14749--Making Nests for the Silkworm - In a Few Days He Will Have Spun about
Himself a Wonderful Garment of Pure Silk. Japan.

When the silkworm is about ready to spin its cocoon and pass into the chrysalis state, it loses its appetite, crawls about restlessly, shrinks considerably, becomes translucent, and moves its head from side to side in an effort to find objects to which it may attach its prospective cocoon. The internal change is of great importance; the two silk glands, lying on either side of the alimentary canal, become filled with thick, transparent, semi-fluid silk-stuff, which the silkworm is ready to pour forth in a double but united thread of silk.

The breeder assists the worm to find a suitable nook for its cocoon. Various devices are used, as spreading rape-stalks over the bed, or light branches of brushwood. Bundles of straw are sometimes provided. "I observed still another method," says Dr. Rein, "quite different from these, at Nagahama on the Biwa Lake. Little cornets of straw were spread over the bed, which the caterpillars easily reached and used quite readily for going into the chrysalis state."

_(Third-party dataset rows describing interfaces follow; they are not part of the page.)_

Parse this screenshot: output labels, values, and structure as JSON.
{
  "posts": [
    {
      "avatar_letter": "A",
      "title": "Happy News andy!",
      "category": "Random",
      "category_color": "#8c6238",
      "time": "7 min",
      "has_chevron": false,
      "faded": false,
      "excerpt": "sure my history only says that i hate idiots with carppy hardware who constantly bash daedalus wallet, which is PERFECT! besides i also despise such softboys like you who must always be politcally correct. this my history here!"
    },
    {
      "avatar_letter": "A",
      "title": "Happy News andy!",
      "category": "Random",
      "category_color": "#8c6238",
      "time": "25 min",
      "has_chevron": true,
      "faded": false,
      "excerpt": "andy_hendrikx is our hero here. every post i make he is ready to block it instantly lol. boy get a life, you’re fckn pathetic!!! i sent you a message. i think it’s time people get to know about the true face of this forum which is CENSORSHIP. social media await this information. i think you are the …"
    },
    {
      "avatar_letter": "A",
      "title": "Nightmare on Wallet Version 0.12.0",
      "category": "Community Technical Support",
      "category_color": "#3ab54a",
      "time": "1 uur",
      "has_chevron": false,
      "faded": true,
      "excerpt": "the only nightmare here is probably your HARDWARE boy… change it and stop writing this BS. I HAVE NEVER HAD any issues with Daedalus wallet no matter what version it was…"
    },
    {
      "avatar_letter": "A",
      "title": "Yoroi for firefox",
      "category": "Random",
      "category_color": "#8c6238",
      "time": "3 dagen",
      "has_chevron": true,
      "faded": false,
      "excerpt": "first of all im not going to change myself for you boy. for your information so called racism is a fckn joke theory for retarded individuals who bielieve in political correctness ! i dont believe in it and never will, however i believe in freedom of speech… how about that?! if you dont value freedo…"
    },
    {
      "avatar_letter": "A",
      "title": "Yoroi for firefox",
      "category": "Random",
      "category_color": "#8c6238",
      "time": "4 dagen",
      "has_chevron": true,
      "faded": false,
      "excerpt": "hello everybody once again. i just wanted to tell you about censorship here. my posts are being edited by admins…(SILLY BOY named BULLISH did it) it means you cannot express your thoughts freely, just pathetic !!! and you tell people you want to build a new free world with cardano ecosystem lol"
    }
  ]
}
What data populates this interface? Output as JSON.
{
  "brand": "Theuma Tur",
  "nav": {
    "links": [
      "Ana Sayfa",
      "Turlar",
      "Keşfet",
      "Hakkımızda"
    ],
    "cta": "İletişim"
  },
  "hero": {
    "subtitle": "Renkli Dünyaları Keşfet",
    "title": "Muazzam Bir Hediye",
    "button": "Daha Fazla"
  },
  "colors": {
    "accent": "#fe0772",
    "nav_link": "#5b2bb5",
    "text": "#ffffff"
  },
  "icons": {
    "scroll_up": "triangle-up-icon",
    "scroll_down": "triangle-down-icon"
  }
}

Most of the labor in the rearing of silkworms in Japan is performed by women.

From the collection of the Manchester Historical Society.